Start of DATA SHOWN

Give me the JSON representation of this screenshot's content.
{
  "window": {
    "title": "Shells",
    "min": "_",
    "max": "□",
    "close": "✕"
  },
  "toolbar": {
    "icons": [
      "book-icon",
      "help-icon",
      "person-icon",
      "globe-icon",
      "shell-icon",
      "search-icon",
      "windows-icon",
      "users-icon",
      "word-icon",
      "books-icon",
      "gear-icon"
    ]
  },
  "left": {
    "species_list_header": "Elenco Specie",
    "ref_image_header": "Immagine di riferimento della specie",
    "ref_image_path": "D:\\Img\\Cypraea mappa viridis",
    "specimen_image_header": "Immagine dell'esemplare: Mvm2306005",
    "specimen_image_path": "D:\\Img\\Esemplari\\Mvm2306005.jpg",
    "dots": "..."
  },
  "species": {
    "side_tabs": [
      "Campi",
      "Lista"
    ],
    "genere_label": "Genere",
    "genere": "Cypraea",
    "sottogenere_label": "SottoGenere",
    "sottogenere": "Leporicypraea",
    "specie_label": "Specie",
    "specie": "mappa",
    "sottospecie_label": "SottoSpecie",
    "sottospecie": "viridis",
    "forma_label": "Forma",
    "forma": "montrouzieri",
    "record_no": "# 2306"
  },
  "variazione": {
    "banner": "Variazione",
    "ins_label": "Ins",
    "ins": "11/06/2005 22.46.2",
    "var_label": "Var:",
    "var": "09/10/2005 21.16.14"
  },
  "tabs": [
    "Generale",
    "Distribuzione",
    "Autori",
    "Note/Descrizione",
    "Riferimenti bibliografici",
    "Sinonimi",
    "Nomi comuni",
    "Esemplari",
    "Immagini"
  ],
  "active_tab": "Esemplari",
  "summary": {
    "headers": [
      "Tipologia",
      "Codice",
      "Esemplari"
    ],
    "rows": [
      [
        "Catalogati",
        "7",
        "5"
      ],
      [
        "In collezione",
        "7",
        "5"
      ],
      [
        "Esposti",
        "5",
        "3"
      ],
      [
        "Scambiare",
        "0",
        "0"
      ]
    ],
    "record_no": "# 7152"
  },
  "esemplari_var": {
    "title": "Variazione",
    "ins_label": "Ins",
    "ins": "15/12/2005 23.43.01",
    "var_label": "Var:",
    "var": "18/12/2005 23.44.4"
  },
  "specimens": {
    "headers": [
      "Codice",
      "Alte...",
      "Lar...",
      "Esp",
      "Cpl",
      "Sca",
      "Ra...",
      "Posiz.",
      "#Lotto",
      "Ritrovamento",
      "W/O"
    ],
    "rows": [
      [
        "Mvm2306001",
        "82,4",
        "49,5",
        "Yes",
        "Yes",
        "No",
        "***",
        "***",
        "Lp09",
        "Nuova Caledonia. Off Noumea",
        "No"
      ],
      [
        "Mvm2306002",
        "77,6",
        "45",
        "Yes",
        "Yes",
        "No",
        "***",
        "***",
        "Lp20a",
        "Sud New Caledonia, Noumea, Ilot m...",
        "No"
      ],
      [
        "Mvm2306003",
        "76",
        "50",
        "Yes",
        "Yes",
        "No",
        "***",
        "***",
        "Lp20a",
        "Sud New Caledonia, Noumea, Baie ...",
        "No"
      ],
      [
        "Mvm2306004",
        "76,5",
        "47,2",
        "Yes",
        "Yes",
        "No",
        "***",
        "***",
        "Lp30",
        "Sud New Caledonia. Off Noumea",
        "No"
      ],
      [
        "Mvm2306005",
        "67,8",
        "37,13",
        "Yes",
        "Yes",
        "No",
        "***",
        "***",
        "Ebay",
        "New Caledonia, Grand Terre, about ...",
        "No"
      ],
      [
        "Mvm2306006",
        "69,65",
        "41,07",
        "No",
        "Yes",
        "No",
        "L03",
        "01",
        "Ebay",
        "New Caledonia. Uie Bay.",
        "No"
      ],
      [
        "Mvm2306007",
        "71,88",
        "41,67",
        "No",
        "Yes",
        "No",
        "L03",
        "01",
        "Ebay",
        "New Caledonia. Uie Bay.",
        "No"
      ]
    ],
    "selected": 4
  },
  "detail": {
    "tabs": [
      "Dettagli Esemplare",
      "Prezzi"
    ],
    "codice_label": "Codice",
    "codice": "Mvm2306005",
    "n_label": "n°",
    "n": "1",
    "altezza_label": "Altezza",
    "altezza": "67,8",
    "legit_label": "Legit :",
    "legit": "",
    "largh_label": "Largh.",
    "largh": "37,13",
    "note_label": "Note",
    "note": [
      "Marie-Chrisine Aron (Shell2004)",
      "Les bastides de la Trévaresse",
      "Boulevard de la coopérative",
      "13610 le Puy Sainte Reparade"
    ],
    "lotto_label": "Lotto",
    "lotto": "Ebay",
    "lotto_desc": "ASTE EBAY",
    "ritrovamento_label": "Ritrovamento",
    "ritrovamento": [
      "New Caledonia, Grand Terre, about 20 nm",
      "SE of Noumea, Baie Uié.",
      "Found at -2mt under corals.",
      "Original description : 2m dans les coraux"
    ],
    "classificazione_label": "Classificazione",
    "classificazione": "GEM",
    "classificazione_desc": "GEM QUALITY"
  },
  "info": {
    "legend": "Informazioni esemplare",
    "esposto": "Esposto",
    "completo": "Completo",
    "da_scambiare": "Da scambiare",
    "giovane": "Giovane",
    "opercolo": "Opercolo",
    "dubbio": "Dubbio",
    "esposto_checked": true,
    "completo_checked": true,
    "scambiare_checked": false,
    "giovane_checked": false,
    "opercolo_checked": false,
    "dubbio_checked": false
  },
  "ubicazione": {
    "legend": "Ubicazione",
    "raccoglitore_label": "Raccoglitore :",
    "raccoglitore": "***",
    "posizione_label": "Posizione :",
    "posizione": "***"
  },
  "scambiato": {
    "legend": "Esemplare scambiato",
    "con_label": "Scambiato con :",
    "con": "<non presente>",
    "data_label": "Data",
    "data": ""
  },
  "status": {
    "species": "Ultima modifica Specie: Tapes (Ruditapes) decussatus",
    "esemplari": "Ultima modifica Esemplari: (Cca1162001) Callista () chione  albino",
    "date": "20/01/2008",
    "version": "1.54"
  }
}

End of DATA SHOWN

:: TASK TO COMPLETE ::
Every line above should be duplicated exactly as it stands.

:: EXERCISE RESULT ::
Give me the JSON representation of this screenshot's content.
{
  "window": {
    "title": "Shells",
    "min": "_",
    "max": "□",
    "close": "✕"
  },
  "toolbar": {
    "icons": [
      "book-icon",
      "help-icon",
      "person-icon",
      "globe-icon",
      "shell-icon",
      "search-icon",
      "windows-icon",
      "users-icon",
      "word-icon",
      "books-icon",
      "gear-icon"
    ]
  },
  "left": {
    "species_list_header": "Elenco Specie",
    "ref_image_header": "Immagine di riferimento della specie",
    "ref_image_path": "D:\\Img\\Cypraea mappa viridis",
    "specimen_image_header": "Immagine dell'esemplare: Mvm2306005",
    "specimen_image_path": "D:\\Img\\Esemplari\\Mvm2306005.jpg",
    "dots": "..."
  },
  "species": {
    "side_tabs": [
      "Campi",
      "Lista"
    ],
    "genere_label": "Genere",
    "genere": "Cypraea",
    "sottogenere_label": "SottoGenere",
    "sottogenere": "Leporicypraea",
    "specie_label": "Specie",
    "specie": "mappa",
    "sottospecie_label": "SottoSpecie",
    "sottospecie": "viridis",
    "forma_label": "Forma",
    "forma": "montrouzieri",
    "record_no": "# 2306"
  },
  "variazione": {
    "banner": "Variazione",
    "ins_label": "Ins",
    "ins": "11/06/2005 22.46.2",
    "var_label": "Var:",
    "var": "09/10/2005 21.16.14"
  },
  "tabs": [
    "Generale",
    "Distribuzione",
    "Autori",
    "Note/Descrizione",
    "Riferimenti bibliografici",
    "Sinonimi",
    "Nomi comuni",
    "Esemplari",
    "Immagini"
  ],
  "active_tab": "Esemplari",
  "summary": {
    "headers": [
      "Tipologia",
      "Codice",
      "Esemplari"
    ],
    "rows": [
      [
        "Catalogati",
        "7",
        "5"
      ],
      [
        "In collezione",
        "7",
        "5"
      ],
      [
        "Esposti",
        "5",
        "3"
      ],
      [
        "Scambiare",
        "0",
        "0"
      ]
    ],
    "record_no": "# 7152"
  },
  "esemplari_var": {
    "title": "Variazione",
    "ins_label": "Ins",
    "ins": "15/12/2005 23.43.01",
    "var_label": "Var:",
    "var": "18/12/2005 23.44.4"
  },
  "specimens": {
    "headers": [
      "Codice",
      "Alte...",
      "Lar...",
      "Esp",
      "Cpl",
      "Sca",
      "Ra...",
      "Posiz.",
      "#Lotto",
      "Ritrovamento",
      "W/O"
    ],
    "rows": [
      [
        "Mvm2306001",
        "82,4",
        "49,5",
        "Yes",
        "Yes",
        "No",
        "***",
        "***",
        "Lp09",
        "Nuova Caledonia. Off Noumea",
        "No"
      ],
      [
        "Mvm2306002",
        "77,6",
        "45",
        "Yes",
        "Yes",
        "No",
        "***",
        "***",
        "Lp20a",
        "Sud New Caledonia, Noumea, Ilot m...",
        "No"
      ],
      [
        "Mvm2306003",
        "76",
        "50",
        "Yes",
        "Yes",
        "No",
        "***",
        "***",
        "Lp20a",
        "Sud New Caledonia, Noumea, Baie ...",
        "No"
      ],
      [
        "Mvm2306004",
        "76,5",
        "47,2",
        "Yes",
        "Yes",
        "No",
        "***",
        "***",
        "Lp30",
        "Sud New Caledonia. Off Noumea",
        "No"
      ],
      [
        "Mvm2306005",
        "67,8",
        "37,13",
        "Yes",
        "Yes",
        "No",
        "***",
        "***",
        "Ebay",
        "New Caledonia, Grand Terre, about ...",
        "No"
      ],
      [
        "Mvm2306006",
        "69,65",
        "41,07",
        "No",
        "Yes",
        "No",
        "L03",
        "01",
        "Ebay",
        "New Caledonia. Uie Bay.",
        "No"
      ],
      [
        "Mvm2306007",
        "71,88",
        "41,67",
        "No",
        "Yes",
        "No",
        "L03",
        "01",
        "Ebay",
        "New Caledonia. Uie Bay.",
        "No"
      ]
    ],
    "selected": 4
  },
  "detail": {
    "tabs": [
      "Dettagli Esemplare",
      "Prezzi"
    ],
    "codice_label": "Codice",
    "codice": "Mvm2306005",
    "n_label": "n°",
    "n": "1",
    "altezza_label": "Altezza",
    "altezza": "67,8",
    "legit_label": "Legit :",
    "legit": "",
    "largh_label": "Largh.",
    "largh": "37,13",
    "note_label": "Note",
    "note": [
      "Marie-Chrisine Aron (Shell2004)",
      "Les bastides de la Trévaresse",
      "Boulevard de la coopérative",
      "13610 le Puy Sainte Reparade"
    ],
    "lotto_label": "Lotto",
    "lotto": "Ebay",
    "lotto_desc": "ASTE EBAY",
    "ritrovamento_label": "Ritrovamento",
    "ritrovamento": [
      "New Caledonia, Grand Terre, about 20 nm",
      "SE of Noumea, Baie Uié.",
      "Found at -2mt under corals.",
      "Original description : 2m dans les coraux"
    ],
    "classificazione_label": "Classificazione",
    "classificazione": "GEM",
    "classificazione_desc": "GEM QUALITY"
  },
  "info": {
    "legend": "Informazioni esemplare",
    "esposto": "Esposto",
    "completo": "Completo",
    "da_scambiare": "Da scambiare",
    "giovane": "Giovane",
    "opercolo": "Opercolo",
    "dubbio": "Dubbio",
    "esposto_checked": true,
    "completo_checked": true,
    "scambiare_checked": false,
    "giovane_checked": false,
    "opercolo_checked": false,
    "dubbio_checked": false
  },
  "ubicazione": {
    "legend": "Ubicazione",
    "raccoglitore_label": "Raccoglitore :",
    "raccoglitore": "***",
    "posizione_label": "Posizione :",
    "posizione": "***"
  },
  "scambiato": {
    "legend": "Esemplare scambiato",
    "con_label": "Scambiato con :",
    "con": "<non presente>",
    "data_label": "Data",
    "data": ""
  },
  "status": {
    "species": "Ultima modifica Specie: Tapes (Ruditapes) decussatus",
    "esemplari": "Ultima modifica Esemplari: (Cca1162001) Callista () chione  albino",
    "date": "20/01/2008",
    "version": "1.54"
  }
}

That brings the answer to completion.